A placed smart object will display in the parent document's color space. Any gamut clipping will be visible at that point.
I suspect this is something else. You say "color shift", but you don't get a general color shift in a conversion from an RGB color space to a CMYK color space. What you get, is gamut clipping in some highly saturated areas that are contained in the RGB space, but out of gamut in the CMYK space. Usually this affects deep blues the most. All in-gamut colors should be unchanged.
Have you checked the PDF output settings? They are separate from Photoshop's color settings. Are you sure you have the right CMYK profile throughout?
This kind of work should normally be done in InDesign. But if you have to do it in Photoshop, I'd convert copies of your RGB files to the required CMYK profile and place those. You can preview the conversion by proofing to the CMYK profile in Photoshop.
If you're viewing the finished PDF in anything other than Acrobat, whatever app you're using may not have full CMYK support.
If you end up with a general color shift it could also be a broken/defective monitor profile.
Can you show a side-by-side screenshot?
I'm really sorry, colour shift was the wrong term. The colours dont "shift" but rather just become flatter and duller, especially the blues.
Could you expand on the smart object point you made, because the real problem is the change doesn't show in photoshop but only shows once I save the file as CYMK and view it outside of photoshop, even if the colour space in CYMK inside photoshop.
Here's a comparison of the image saved as SRGB vs CYMK. The change is subtle but the CYMK version (second image) looks flatter. It almost looks like a very low opacity grey layer has been applied to it, especially the buildings.
This looks normal.
The deep blues are out of CMYK gamut.
The blacks usually lift a bit in CMYK because of what is known as Total Area Coverage - the maximum ink limit.

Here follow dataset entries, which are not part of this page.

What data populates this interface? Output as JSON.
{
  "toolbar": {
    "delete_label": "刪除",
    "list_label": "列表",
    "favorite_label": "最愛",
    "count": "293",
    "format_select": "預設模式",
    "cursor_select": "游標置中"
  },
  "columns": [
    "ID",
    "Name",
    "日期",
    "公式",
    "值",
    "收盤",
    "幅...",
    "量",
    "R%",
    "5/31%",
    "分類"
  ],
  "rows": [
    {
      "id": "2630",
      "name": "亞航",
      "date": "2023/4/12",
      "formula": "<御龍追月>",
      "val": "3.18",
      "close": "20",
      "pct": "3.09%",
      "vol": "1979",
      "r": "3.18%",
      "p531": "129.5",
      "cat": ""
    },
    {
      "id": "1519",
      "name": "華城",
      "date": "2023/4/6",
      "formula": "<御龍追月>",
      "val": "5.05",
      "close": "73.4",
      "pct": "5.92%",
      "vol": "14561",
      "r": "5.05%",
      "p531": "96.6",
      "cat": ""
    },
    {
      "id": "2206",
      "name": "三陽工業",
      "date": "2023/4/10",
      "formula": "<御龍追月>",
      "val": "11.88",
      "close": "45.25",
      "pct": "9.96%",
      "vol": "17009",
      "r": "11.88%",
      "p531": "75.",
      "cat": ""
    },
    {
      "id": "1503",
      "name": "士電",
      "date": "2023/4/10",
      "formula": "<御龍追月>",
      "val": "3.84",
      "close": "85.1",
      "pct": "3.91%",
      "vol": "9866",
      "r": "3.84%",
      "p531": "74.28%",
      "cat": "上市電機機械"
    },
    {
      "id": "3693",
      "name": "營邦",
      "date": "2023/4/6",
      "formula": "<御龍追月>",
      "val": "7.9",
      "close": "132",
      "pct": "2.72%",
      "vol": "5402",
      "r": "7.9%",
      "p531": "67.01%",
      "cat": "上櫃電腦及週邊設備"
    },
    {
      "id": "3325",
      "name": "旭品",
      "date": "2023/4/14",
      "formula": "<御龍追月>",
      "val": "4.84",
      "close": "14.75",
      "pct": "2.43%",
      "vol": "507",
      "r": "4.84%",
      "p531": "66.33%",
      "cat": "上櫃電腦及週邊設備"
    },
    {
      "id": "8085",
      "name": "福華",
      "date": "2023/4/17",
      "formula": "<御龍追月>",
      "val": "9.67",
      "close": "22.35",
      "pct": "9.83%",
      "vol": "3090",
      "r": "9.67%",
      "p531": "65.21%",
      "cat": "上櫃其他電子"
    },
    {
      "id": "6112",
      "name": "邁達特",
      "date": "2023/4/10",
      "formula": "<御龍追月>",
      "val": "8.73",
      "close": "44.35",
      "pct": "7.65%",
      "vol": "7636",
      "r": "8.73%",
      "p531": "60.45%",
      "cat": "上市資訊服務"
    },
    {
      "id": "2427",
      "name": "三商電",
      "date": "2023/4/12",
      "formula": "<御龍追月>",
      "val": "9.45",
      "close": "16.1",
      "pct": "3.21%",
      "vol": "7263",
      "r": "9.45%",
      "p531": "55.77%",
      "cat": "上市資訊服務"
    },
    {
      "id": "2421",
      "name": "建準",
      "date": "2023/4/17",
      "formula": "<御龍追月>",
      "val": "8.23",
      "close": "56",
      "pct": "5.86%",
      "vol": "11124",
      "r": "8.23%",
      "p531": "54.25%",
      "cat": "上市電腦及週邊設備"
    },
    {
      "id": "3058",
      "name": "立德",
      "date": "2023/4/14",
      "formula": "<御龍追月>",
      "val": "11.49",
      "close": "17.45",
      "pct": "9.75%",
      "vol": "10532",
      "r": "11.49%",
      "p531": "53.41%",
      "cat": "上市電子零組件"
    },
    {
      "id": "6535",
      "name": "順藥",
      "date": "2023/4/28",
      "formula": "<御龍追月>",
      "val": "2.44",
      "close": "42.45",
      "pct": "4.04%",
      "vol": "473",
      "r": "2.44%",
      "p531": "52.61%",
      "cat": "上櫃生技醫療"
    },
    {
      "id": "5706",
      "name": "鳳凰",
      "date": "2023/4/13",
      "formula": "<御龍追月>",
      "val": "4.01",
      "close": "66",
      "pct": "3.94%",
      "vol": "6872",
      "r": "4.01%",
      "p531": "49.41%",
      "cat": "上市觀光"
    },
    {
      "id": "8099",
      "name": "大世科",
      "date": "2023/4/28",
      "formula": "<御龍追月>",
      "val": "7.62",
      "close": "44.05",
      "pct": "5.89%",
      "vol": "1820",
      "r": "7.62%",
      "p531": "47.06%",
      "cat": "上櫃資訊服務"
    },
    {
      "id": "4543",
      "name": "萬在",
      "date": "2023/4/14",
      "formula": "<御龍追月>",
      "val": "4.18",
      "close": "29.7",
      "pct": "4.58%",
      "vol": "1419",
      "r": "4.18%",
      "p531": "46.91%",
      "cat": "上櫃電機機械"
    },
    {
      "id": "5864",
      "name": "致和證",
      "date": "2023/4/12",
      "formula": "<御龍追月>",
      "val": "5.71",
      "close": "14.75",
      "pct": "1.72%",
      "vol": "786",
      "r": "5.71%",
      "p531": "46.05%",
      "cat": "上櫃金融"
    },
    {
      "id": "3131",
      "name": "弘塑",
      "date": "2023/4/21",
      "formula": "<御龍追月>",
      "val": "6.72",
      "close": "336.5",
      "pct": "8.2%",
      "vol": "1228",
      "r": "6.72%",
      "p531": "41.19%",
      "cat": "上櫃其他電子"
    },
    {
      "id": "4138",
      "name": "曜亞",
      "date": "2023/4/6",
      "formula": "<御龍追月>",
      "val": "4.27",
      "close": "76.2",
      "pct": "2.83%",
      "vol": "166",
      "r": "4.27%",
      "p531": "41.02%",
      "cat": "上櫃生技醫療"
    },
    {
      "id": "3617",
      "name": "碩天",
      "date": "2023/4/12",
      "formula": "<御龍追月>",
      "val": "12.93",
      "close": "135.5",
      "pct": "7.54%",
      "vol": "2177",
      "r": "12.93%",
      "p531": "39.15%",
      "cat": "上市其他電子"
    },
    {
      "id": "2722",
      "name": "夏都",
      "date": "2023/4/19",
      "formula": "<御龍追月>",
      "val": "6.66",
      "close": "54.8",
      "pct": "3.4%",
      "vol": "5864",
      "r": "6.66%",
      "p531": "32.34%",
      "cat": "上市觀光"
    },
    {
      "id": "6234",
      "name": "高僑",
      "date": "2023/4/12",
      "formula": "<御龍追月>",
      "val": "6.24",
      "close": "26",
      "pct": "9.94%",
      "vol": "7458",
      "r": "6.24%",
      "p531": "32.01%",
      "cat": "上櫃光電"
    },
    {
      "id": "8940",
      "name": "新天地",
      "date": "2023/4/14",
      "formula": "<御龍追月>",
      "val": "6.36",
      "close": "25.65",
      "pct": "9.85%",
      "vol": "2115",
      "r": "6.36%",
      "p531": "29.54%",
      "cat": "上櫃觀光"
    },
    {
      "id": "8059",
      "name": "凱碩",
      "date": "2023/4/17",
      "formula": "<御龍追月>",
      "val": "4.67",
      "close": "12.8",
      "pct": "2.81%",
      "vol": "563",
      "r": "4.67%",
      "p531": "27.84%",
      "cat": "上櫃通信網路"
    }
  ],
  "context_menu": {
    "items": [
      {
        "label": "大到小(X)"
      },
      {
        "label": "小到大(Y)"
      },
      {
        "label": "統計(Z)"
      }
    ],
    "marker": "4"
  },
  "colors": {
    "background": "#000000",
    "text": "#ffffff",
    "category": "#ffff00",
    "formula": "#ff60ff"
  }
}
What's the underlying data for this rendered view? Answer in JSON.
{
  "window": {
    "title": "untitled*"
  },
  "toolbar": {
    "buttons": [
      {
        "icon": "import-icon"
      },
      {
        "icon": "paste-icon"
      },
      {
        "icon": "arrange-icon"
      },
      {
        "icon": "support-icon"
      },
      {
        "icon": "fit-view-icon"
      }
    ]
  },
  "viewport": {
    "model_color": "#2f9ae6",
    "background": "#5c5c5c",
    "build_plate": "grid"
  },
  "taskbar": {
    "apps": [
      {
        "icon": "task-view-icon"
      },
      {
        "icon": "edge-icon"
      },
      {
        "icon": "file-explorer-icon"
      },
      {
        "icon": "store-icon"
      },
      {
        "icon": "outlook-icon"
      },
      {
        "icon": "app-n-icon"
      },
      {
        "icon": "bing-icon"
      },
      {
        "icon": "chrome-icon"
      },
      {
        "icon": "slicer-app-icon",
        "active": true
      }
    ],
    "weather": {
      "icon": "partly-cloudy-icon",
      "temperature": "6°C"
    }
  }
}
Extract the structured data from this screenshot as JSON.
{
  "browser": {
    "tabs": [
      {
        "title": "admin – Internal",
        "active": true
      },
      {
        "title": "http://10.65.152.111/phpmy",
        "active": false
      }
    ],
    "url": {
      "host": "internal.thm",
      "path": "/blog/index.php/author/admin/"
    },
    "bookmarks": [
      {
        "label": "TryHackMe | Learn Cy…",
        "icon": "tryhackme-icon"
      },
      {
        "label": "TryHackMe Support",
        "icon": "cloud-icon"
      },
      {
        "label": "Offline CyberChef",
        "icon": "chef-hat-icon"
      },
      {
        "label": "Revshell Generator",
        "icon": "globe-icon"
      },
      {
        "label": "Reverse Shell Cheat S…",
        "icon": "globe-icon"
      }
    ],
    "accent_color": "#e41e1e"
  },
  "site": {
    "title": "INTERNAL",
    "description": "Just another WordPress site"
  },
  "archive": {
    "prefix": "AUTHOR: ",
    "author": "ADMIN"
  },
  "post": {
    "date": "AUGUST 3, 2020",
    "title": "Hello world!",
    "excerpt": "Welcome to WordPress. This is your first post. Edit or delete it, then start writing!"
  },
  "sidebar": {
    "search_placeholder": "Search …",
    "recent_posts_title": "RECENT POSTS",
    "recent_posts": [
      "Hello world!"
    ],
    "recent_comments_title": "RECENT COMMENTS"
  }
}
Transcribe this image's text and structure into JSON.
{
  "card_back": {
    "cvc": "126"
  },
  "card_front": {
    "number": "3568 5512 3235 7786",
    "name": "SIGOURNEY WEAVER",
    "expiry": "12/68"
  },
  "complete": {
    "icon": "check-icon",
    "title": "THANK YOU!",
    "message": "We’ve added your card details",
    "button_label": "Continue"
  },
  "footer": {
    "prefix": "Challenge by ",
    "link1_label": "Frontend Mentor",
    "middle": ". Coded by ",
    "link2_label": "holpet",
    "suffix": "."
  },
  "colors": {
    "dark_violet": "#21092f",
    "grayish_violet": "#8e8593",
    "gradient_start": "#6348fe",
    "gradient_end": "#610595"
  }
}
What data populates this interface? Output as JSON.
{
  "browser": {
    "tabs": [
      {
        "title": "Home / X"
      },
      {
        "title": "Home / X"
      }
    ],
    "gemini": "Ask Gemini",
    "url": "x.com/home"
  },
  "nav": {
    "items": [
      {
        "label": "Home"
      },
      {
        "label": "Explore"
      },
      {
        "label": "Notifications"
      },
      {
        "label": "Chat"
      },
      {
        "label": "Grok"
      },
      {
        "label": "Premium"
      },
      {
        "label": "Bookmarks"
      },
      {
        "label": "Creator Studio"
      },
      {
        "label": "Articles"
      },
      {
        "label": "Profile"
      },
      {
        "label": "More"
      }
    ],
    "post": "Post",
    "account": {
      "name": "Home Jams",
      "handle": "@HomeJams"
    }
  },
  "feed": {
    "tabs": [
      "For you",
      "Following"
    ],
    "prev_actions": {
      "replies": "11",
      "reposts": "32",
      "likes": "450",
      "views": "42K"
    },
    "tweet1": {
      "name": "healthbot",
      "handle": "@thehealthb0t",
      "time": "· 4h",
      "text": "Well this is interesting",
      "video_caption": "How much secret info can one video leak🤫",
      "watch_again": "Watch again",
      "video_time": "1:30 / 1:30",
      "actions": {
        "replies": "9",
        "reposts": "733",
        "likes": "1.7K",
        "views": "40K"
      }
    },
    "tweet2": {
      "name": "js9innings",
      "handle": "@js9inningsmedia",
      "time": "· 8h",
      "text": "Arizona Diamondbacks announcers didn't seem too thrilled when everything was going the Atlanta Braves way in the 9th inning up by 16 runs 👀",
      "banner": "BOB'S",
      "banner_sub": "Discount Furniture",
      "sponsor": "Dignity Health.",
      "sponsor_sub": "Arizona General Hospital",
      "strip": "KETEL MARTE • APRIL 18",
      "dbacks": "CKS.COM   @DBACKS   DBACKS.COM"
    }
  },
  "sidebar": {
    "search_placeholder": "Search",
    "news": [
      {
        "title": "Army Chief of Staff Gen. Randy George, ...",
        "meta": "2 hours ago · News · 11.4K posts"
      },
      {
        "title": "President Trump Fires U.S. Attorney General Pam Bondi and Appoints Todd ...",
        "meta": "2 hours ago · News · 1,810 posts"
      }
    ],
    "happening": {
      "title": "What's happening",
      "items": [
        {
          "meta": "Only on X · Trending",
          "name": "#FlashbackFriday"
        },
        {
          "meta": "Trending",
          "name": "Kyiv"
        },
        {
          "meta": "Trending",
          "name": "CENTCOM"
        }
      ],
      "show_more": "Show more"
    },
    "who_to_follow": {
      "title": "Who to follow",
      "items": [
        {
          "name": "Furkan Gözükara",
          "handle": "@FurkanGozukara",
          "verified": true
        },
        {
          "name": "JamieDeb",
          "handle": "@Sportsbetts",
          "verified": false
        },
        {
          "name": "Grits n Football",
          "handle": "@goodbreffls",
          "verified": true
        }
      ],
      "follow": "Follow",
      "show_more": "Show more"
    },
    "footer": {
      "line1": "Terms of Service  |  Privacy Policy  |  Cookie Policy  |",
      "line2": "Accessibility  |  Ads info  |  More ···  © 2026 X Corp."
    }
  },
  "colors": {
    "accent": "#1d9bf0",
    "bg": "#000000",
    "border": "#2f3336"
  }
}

TAC is a very important limit in CMYK, and can't be exceeded. If the paper receives too much ink, you get smearing and drying problems. TAC is built into all CMYK profiles.